» DATA RECORDS:
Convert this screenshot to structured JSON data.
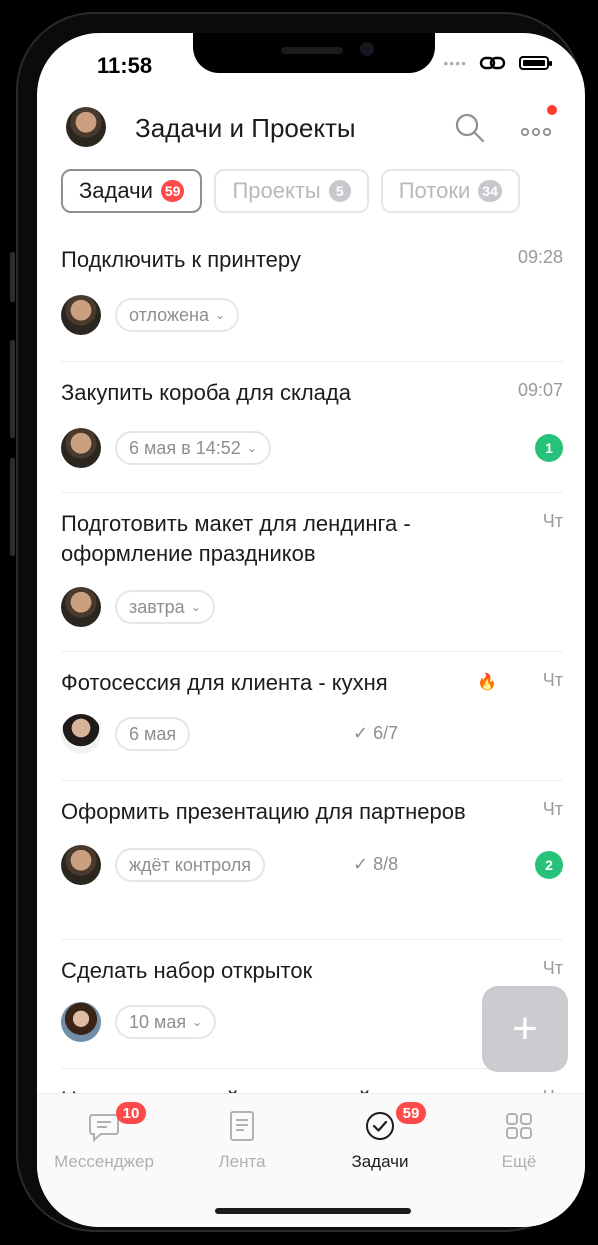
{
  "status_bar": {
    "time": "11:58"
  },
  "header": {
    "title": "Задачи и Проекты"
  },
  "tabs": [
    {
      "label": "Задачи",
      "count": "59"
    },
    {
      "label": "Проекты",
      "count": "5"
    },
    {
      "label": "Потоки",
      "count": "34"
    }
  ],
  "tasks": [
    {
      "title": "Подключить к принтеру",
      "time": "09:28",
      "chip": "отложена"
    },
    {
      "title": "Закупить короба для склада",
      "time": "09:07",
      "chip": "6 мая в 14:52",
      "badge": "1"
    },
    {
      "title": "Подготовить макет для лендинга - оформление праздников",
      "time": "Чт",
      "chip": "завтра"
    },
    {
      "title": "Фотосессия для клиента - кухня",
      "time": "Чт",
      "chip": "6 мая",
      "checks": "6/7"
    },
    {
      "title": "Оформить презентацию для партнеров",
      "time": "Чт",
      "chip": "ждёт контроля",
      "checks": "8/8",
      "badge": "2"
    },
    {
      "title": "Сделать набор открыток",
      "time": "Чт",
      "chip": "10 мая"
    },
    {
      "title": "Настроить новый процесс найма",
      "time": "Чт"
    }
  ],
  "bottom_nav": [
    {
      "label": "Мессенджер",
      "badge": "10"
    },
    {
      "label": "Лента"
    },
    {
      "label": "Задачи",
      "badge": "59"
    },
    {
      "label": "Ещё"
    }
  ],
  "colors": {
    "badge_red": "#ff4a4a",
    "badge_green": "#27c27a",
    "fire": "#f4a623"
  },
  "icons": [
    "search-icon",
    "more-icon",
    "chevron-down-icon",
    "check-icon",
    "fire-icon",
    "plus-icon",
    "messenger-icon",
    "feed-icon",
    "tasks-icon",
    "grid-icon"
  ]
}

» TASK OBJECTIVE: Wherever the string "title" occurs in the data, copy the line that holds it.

» TASK RESPONSE:
    "title": "Задачи и Проекты"
      "title": "Подключить к принтеру",
      "title": "Закупить короба для склада",
      "title": "Подготовить макет для лендинга - оформление праздников",
      "title": "Фотосессия для клиента - кухня",
      "title": "Оформить презентацию для партнеров",
      "title": "Сделать набор открыток",
      "title": "Настроить новый процесс найма",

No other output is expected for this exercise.